Have you ever judged someone based on how someone similar to them has acted in the past?
Oh, yes. Yes, you have.
With its massive mélange of different cultures and backgrounds, it’s no secret that stereotypes exist in the United States. Whether it be stereotyping based on gender, race, occupation, or what, the practice of categorizing an entire group based on a few peoples’ actions has become a societal norm. Although stereotypes are often created by people outside of the group being judged, people on the inside can stereotype themselves as well. In Pieter Levels creation, Hoodmaps, participants do just that. The maps are completely run by the citizens who live in particular cities, causing people to be creators of their own stereotypes. However, this raises a few questions. Does everyone agree on these categorizations? Does this information serve to protect specific people’s interests? And, how do stereotypes vary from city to city?
“Hoodmaps” is a completely interactive site that allows users to explore cities based on the people who live there. This shows just how much maps have evolved over the years. In a society with more communication and technology, it is easier to make maps that people can participate in. Unlike a typical map, these maps are less about geography and more about symbols. Pieter Levels came up with the idea in 2015 when his friend asked him where she should go on her visit to Amsterdam. To answer her question, he drew her a map.
The purpose behind creating this map was to allow people to find original and local places to visit when entering a foreign city. Level explained that people often fall into the trap of only visiting the tourist based locations and missing out on the genuine experience of becoming immersed in a new culture.
Each city on Hoodmaps is separated into six color-coded categories: hipsters, rich, tourists, suits, “uni” (students), and “normies. Users are also able add tags if they feel like the city needs another description that goes beyond the categories. Because the map is based on GPS, one can look up any country in the world. For me, I enjoyed looking through the map of my hometown and seeing what stereotype my neighborhood falls in. I find it interesting how the map uses humor to engage its audience. However, many of the jokes are specific to people who live there and can understand. This creates a problem because what’s funny to some people could be insulting to others.

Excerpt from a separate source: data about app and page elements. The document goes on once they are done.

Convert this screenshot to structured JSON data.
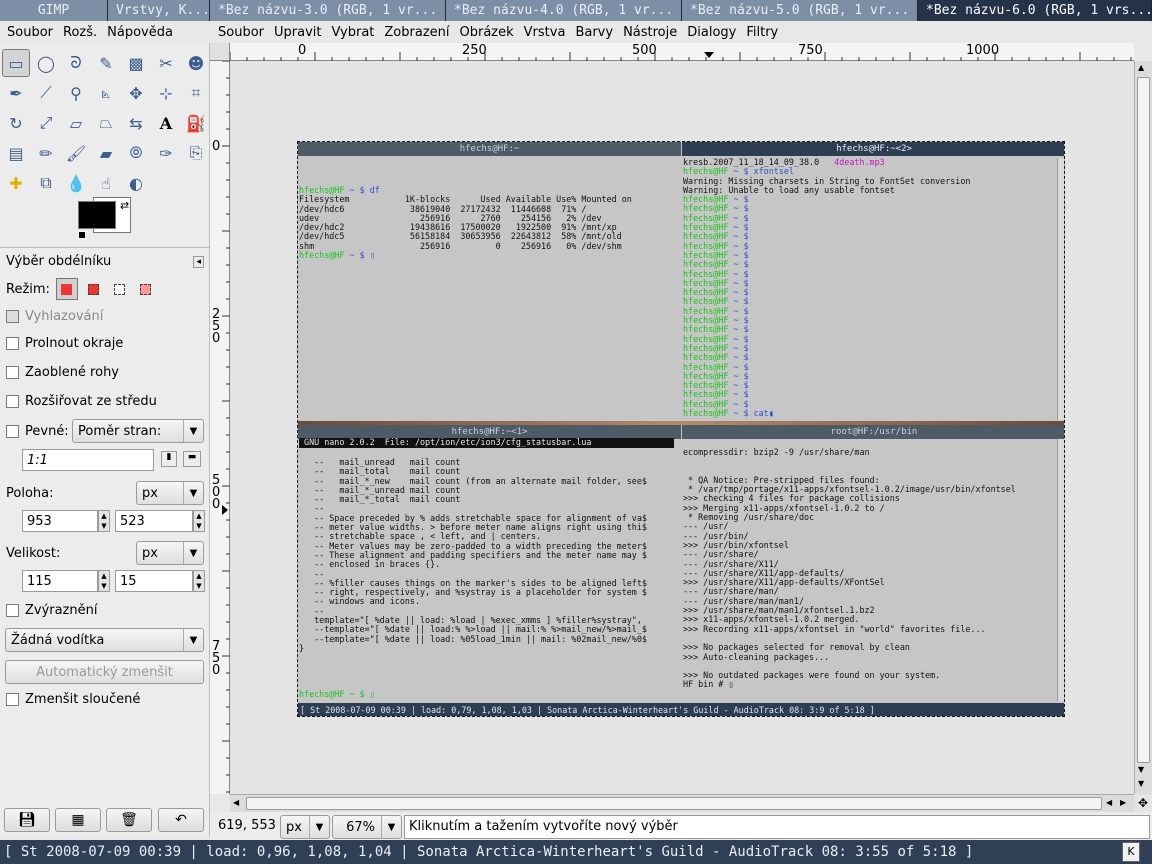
{
  "tabs": [
    "GIMP",
    "Vrstvy, K...",
    "*Bez názvu-3.0 (RGB, 1 vr...",
    "*Bez názvu-4.0 (RGB, 1 vr...",
    "*Bez názvu-5.0 (RGB, 1 vr...",
    "*Bez názvu-6.0 (RGB, 1 vrs..."
  ],
  "toolbox_menu": [
    "Soubor",
    "Rozš.",
    "Nápověda"
  ],
  "image_menu": [
    "Soubor",
    "Upravit",
    "Vybrat",
    "Zobrazení",
    "Obrázek",
    "Vrstva",
    "Barvy",
    "Nástroje",
    "Dialogy",
    "Filtry"
  ],
  "tools": [
    "rect-select-icon",
    "ellipse-select-icon",
    "lasso-icon",
    "fuzzy-select-icon",
    "color-select-icon",
    "scissors-icon",
    "foreground-select-icon",
    "paths-icon",
    "color-picker-icon",
    "zoom-icon",
    "measure-icon",
    "move-icon",
    "align-icon",
    "crop-icon",
    "rotate-icon",
    "scale-icon",
    "shear-icon",
    "perspective-icon",
    "flip-icon",
    "text-icon",
    "bucket-fill-icon",
    "blend-icon",
    "pencil-icon",
    "paintbrush-icon",
    "eraser-icon",
    "airbrush-icon",
    "ink-icon",
    "clone-icon",
    "heal-icon",
    "perspective-clone-icon",
    "blur-icon",
    "smudge-icon",
    "dodge-burn-icon"
  ],
  "options": {
    "title": "Výběr obdélníku",
    "mode_label": "Režim:",
    "antialias": "Vyhlazování",
    "feather": "Prolnout okraje",
    "rounded": "Zaoblené rohy",
    "expand": "Rozšiřovat ze středu",
    "fixed": "Pevné:",
    "fixed_mode": "Poměr stran:",
    "ratio": "1:1",
    "position_label": "Poloha:",
    "unit": "px",
    "pos_x": "953",
    "pos_y": "523",
    "size_label": "Velikost:",
    "size_w": "115",
    "size_h": "15",
    "highlight": "Zvýraznění",
    "guides": "Žádná vodítka",
    "autoshrink": "Automatický zmenšit",
    "shrink_merged": "Zmenšit sloučené"
  },
  "ruler_h": [
    "0",
    "250",
    "500",
    "750",
    "1000"
  ],
  "ruler_v": [
    "0",
    "250",
    "500",
    "750"
  ],
  "status": {
    "coords": "619, 553",
    "unit": "px",
    "zoom": "67%",
    "message": "Kliknutím a tažením vytvoříte nový výběr"
  },
  "taskbar_text": "[ St 2008-07-09 00:39 | load: 0,96, 1,08, 1,04 | Sonata Arctica-Winterheart's Guild - AudioTrack 08: 3:55 of 5:18 ]",
  "screenshot": {
    "t1_title": "hfechs@HF:~",
    "t2_title": "hfechs@HF:~<2>",
    "t3_title": "hfechs@HF:~<1>",
    "t4_title": "root@HF:/usr/bin",
    "t1_text": "hfechs@HF ~ $ df\nFilesystem           1K-blocks      Used Available Use% Mounted on\n/dev/hdc6             38619040  27172432  11446608  71% /\nudev                    256916      2760    254156   2% /dev\n/dev/hdc2             19438616  17500020   1922500  91% /mnt/xp\n/dev/hdc5             56158184  30653956  22643812  58% /mnt/old\nshm                     256916         0    256916   0% /dev/shm\nhfechs@HF ~ $ ▯",
    "t2_text": "kresb.2007_11_18_14_09_38.0   4death.mp3\nhfechs@HF ~ $ xfontsel\nWarning: Missing charsets in String to FontSet conversion\nWarning: Unable to load any usable fontset",
    "t2_prompt": "hfechs@HF ~ $",
    "t2_last": "hfechs@HF ~ $ cat▮",
    "t3_header": " GNU nano 2.0.2  File: /opt/ion/etc/ion3/cfg_statusbar.lua",
    "t3_text": "   --   mail_unread   mail count\n   --   mail_total    mail count\n   --   mail_*_new    mail count (from an alternate mail folder, see$\n   --   mail_*_unread mail count\n   --   mail_*_total  mail count\n   --\n   -- Space preceded by % adds stretchable space for alignment of va$\n   -- meter value widths. > before meter name aligns right using thi$\n   -- stretchable space , < left, and | centers.\n   -- Meter values may be zero-padded to a width preceding the meter$\n   -- These alignment and padding specifiers and the meter name may $\n   -- enclosed in braces {}.\n   --\n   -- %filler causes things on the marker's sides to be aligned left$\n   -- right, respectively, and %systray is a placeholder for system $\n   -- windows and icons.\n   --\n   template=\"[ %date || load: %load | %exec_xmms ] %filler%systray\",\n   --template=\"[ %date || load:% %>load || mail:% %>mail_new/%>mail_$\n   --template=\"[ %date || load: %05load_1min || mail: %02mail_new/%0$\n}",
    "t3_prompt": "hfechs@HF ~ $ ▯",
    "t4_text": "ecompressdir: bzip2 -9 /usr/share/man\n\n\n * QA Notice: Pre-stripped files found:\n * /var/tmp/portage/x11-apps/xfontsel-1.0.2/image/usr/bin/xfontsel\n>>> checking 4 files for package collisions\n>>> Merging x11-apps/xfontsel-1.0.2 to /\n * Removing /usr/share/doc\n--- /usr/\n--- /usr/bin/\n>>> /usr/bin/xfontsel\n--- /usr/share/\n--- /usr/share/X11/\n--- /usr/share/X11/app-defaults/\n>>> /usr/share/X11/app-defaults/XFontSel\n--- /usr/share/man/\n--- /usr/share/man/man1/\n>>> /usr/share/man/man1/xfontsel.1.bz2\n>>> x11-apps/xfontsel-1.0.2 merged.\n>>> Recording x11-apps/xfontsel in \"world\" favorites file...\n\n>>> No packages selected for removal by clean\n>>> Auto-cleaning packages...\n\n>>> No outdated packages were found on your system.\nHF bin # ▯",
    "inner_status": "[ St 2008-07-09 00:39 | load: 0,79, 1,08, 1,03 | Sonata Arctica-Winterheart's Guild - AudioTrack 08: 3:9 of 5:18 ]"
  },
  "colors": {
    "accent": "#2d3e52",
    "prompt": "#19c419",
    "path": "#2b4fd0"
  }
}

My interest in this map lies in its irregular projection. Unlike a typical map, this map solely relies on design and color to depict various cities. Simply by looking at the level of color in each city, the reader is able to determine what type of people live there and where exactly they live. I am also interested in the fact that the map is entirely interactive. Although this allows for a fun way to design maps, it definitely raises a few issues. Because the map is relatively new, there is a lack of participation and unbiased representation. This makes the maps skewed toward the interests of only a few contributors. And, even if there were many people participating, the map would still be limited to only those people’s opinions. Whether this was the intention or not, this design gives people the opportunity to stereotype negatively. For example, stereotyping someone as a hipster could be unwanted and people could be offended by Another problem with the map is the limited number of categories. With only six stereotypes, not everyone will completely fit into these categorizations. As a citizen of Baltimore, I noticed that my city’s map was not entirely accurate. These stereotypes mostly resonate with what white neighborhoods look like. Speaking from experience, I can tell you that downtown Baltimore is not exactly “hipster’ or “suits.” It is ravaged with drugs, unemployment, and poverty, However, there is not a category for that.
When Levels created this map, he was more interested in creating a startup than depicting a completely accurate map without flaws and distortion. But hey, who can really even do that anyway? Sure, he is not a cartographer. But, he is an entrepreneur, one with an eye for design. In today’s society, anyone can make a map. It is no longer only up to cartographers to depict reality. This creates a completely different experience for the reader of the map, one that’s more raw and relatable.